Less than a week after the U.S. Supreme Court announced it would take up the same-sex marriage issue, Justice Antonin Scalia was asked to defend his legal writings on homosexuality after his speech at Princeton University yesterday.
Several hundred people packed Richardson Auditorium to hear the Trenton native deliver the school’s annual Herbert W. Vaughan Lecture on America’s Founding Principles. Scalia spoke about his new book, “Reading Law: The Interpretation of Legal Texts.”
During the question and answer session, Princeton University student Duncan Hosie drew applause from the audience when he challenged Scalia for comparing laws banning sodomy with laws barring bestiality and murder. Scalia was unapologetic about his position or tactics.
“I don’t think it’s necessary, but I think it’s effective,” Scalia said. “It’s a form of argument that I thought you would have known, which is called ‘reduction to the absurd’.”
“If we cannot have moral feelings against homosexuality, can we have it against murder? Can we have it against other things?” Scalia said, adding dryly, “I’m surprised you aren’t persuaded.”
In his 45-minute talk, Scalia defended his judicial philosophy. He believes seeking the original meaning of the text is the best way to interpret the Constitution. Scalia, who spoke in a casual tone and cracked several jokes during his speech, criticized those who view the U.S. Constitution as a living document that changes with the times.
“I have classes of kids who come to the court, and they recite very proudly what they’ve been taught, that the Constitution is a living document,” he said. “It isn’t a living document. It’s, dead, dead, dead… I don’t say that them. I call it the enduring Constitution. That’s what I tell them.”
Scalia said interpreting laws requires adherence to the words used and to their meanings at the time they were written.
“When we read Shakespeare, we use a glossary because we want to know what it meant when it was written. We don’t give those words their current meaning.,” he said. “So also with a statute. Our statutes don’t change meaning from age to age to comport with whatever the zeitgeist thinks is appropriate.”
He contrasted his philosophy of originalism with the notion of a “living Constitution” that changes over time as society becomes more mature. He said that people who see the Constitution as changing often argue they are taking the more flexible approach. But their approach is restrictive, he said, and their true goal is to set policy permanently.
“If there’s anything you absolutely hate, why, it must be unconstitutional,” he said. “If there’s anything you absolutely have to have, it must be required by the Constitution. That’s where we are. It is utterly mindless.”
Scalia said it should be left up to states to approve legislation on issues like abortion, homosexuality and the death penalty.
“My Constitution is a very flexible one,” he said. “There’s nothing in there about abortion. It’s up to the citizens. The same with the death penalty,” he said. “Why would you think these nine unelected lawyers living in a marble palace have their thumb on the pulse of the American people so that they know what the evolving standards of decency are? I don’t know what they are. I’m afraid to ask.”

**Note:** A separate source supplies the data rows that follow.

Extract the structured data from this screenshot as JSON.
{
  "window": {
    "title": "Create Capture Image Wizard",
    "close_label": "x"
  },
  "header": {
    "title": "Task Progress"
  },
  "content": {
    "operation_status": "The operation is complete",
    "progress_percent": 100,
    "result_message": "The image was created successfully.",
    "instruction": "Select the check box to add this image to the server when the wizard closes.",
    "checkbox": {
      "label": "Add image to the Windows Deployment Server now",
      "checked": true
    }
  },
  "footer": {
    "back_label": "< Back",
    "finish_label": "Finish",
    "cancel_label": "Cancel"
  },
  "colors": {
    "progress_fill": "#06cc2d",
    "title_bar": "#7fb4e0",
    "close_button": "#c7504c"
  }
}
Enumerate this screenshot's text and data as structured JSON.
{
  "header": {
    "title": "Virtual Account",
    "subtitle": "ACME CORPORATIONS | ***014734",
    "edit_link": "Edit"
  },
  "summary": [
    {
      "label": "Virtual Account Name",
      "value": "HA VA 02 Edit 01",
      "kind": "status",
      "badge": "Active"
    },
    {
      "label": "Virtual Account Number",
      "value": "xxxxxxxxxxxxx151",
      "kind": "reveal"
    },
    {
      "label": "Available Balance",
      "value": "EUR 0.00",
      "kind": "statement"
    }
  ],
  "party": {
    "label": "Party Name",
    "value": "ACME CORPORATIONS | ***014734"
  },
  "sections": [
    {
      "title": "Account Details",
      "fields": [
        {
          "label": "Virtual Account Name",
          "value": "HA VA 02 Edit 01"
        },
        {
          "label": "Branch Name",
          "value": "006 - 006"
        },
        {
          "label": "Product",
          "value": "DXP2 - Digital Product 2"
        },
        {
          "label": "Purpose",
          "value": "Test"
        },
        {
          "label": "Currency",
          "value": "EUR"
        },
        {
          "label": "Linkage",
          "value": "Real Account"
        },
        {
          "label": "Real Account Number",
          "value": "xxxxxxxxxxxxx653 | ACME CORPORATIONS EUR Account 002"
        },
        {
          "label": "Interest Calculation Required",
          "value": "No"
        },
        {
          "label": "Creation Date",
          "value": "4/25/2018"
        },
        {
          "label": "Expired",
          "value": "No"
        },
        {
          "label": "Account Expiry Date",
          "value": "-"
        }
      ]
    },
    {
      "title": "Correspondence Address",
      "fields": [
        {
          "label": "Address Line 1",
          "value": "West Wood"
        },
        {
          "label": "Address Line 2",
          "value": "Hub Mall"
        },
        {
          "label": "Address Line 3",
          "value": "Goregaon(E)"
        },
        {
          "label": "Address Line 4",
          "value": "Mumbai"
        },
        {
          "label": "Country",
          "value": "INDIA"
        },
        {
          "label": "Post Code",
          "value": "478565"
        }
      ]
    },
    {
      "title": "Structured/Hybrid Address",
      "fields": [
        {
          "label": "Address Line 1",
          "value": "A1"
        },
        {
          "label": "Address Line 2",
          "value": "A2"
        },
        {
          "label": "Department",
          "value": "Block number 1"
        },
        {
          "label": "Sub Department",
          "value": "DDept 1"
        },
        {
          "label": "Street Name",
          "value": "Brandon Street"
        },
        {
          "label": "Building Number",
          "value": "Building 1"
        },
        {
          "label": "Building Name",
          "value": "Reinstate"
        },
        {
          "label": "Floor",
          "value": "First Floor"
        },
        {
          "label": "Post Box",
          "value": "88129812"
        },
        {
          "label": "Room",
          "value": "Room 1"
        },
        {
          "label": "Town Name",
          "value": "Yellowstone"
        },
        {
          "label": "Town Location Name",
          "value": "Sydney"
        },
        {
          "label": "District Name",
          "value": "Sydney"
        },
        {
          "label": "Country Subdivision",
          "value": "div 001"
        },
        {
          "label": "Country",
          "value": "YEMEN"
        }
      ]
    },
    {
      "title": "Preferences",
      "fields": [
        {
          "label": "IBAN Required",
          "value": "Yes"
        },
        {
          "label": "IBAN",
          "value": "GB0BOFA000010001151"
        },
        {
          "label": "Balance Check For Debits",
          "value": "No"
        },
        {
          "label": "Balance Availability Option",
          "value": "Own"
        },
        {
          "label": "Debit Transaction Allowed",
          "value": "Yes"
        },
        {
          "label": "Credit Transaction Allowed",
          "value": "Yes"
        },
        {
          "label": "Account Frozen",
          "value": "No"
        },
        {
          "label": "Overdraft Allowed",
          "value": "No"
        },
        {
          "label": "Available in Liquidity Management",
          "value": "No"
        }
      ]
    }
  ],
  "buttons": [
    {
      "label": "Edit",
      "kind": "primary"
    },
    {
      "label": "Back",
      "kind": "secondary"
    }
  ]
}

For originalists, Scalia said, the notion that the constitution changed from age to age was ridiculous.
He noted that looking at the text and determining the original intent of the law can lead to some outcomes that liberals support, and other outcomes that conservatives support. “It goes both ways,” he said.